Whenever this temptation of melancholy comes to you, beware not to dispute with the devil nor allow yourself to dwell on these lethal thoughts, for so doing is nothing less than giving place to the devil and so falling. Try as hard as you can to despise these thoughts sent by Satan. In this sort of temptation and battle, contempt is the easiest road to victory; laugh your enemy to scorn and ask to whom you are talking. By all means flee solitude, for he lies in wait most for those alone. This devil is conquered by despising and mocking him, not by resisting and arguing. Therefore, Jerome, joke and play games with my wife and others, in which way you will drive out your diabolic thoughts and take courage.

Be strong and cheerful and cast out those monstrous thoughts. Whenever the devil harasses you thus, seek the company of men, or drink more, or joke and talk nonsense, or do some other merry thing. Sometimes we must drink more, sport, recreate ourselves, aye, and even sin a little to spite the devil, so that we leave him no place for troubling our consciences with trifles. We are conquered if we try too conscientiously not to sin at all. So when the devil says to you, “Do not drink,” answer him, “I will drink, and right freely, just because you tell me not to.” One must always do what Satan forbids. What other cause do you think that I have for drinking so much strong drink, talking so freely and making merry so often, except that I wish to mock and harass the devil who is wont to mock and harass me. Would that I could contrive some great sin to spite the devil, that he might understand that I would not even then acknowledge it and that I was conscious of no sin whatever. We, whom the devil thus seeks to annoy, should remove the whole Decalogue from our hearts and minds.

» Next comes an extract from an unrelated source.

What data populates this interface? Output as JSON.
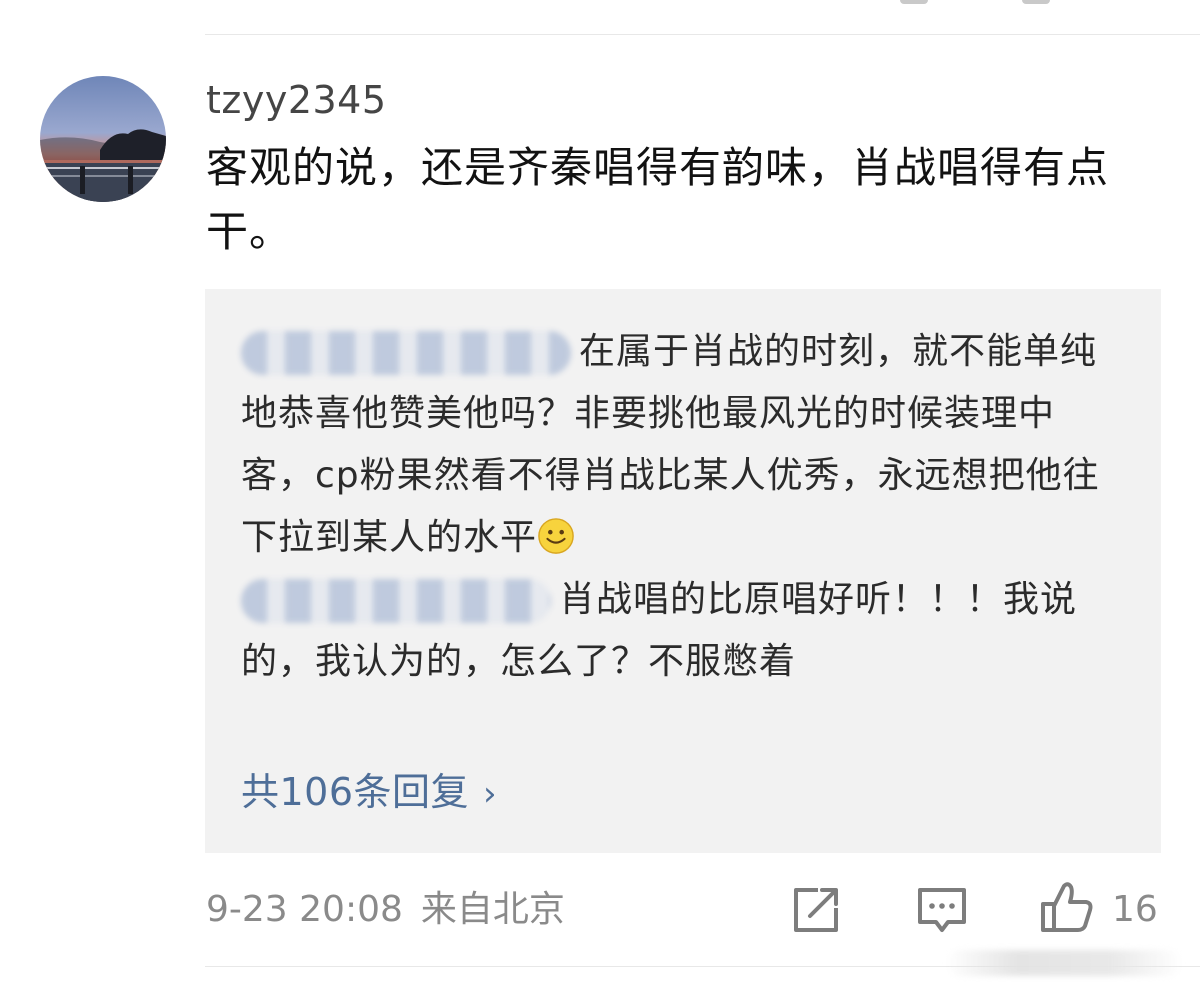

Bookmark and Share
Love this? Subscribe to Lapham's Quarterly today.

Post a Comment

Note: Several minutes will pass while the system is processing and posting your comment. Do not resubmit during this time or your comment will post multiple times.

Published In
Intoxication
About the Text

Martin Luther, from a letter to Jerome Weller. Angered by the Church’s selling of supposed salvation through indulgences, Luther sent his Ninety-five Theses on October 31, 1517, to Archbishop Albert of Mainz, who passed it along to Pope Leo X in Rome. Luther was excommunicated in 1521. During the Swabian peasant revolt of 1525, Luther married Katharina von Bora, and Wittenberg beer was served at the reception feast. His wife later brewed her own beer for sale and household consumption; Luther found alcohol helpful for inducing sleep.

That which the sober man keeps in his breast, the drunken man lets out at the lips. Astute people, when they want to ascertain a man’s true character, make him drunk.
Martin Luther, 1569
Visual Aids
Rites of Passage Coming-of-age rituals from around the world.
Art, Photography, & Illustrations View a selection of art from our latest issue.
Charts & Graphs All of our charts and graphs, pulled from the pages of Lapham’s Quarterly.
Events & News
June 2 / Tickets for the DECADES BALL are available now. Join us at our yearly gala to celebrate the 1870s with readings from the Quarterly with stars of stage and screen. More
Apropos

Vague Premonitions

The Great Beyond

Subscribe
Current Issue Youth Summer 2014
Blogs

Content on this page requires a newer version of Adobe Flash Player.

Get Adobe Flash player

Audio & Video
LQ Podcast:
Robert Weide
Robert B. Weide talks about his decades-long production of a documentary on Kurt Vonnegut due to be released in 2015.
Eponym
Lewis H. Lapham is Editor of Lapham's Quarterly. He also serves as editor emeritus and national correspondent for Harper's magazine.
Recent Issues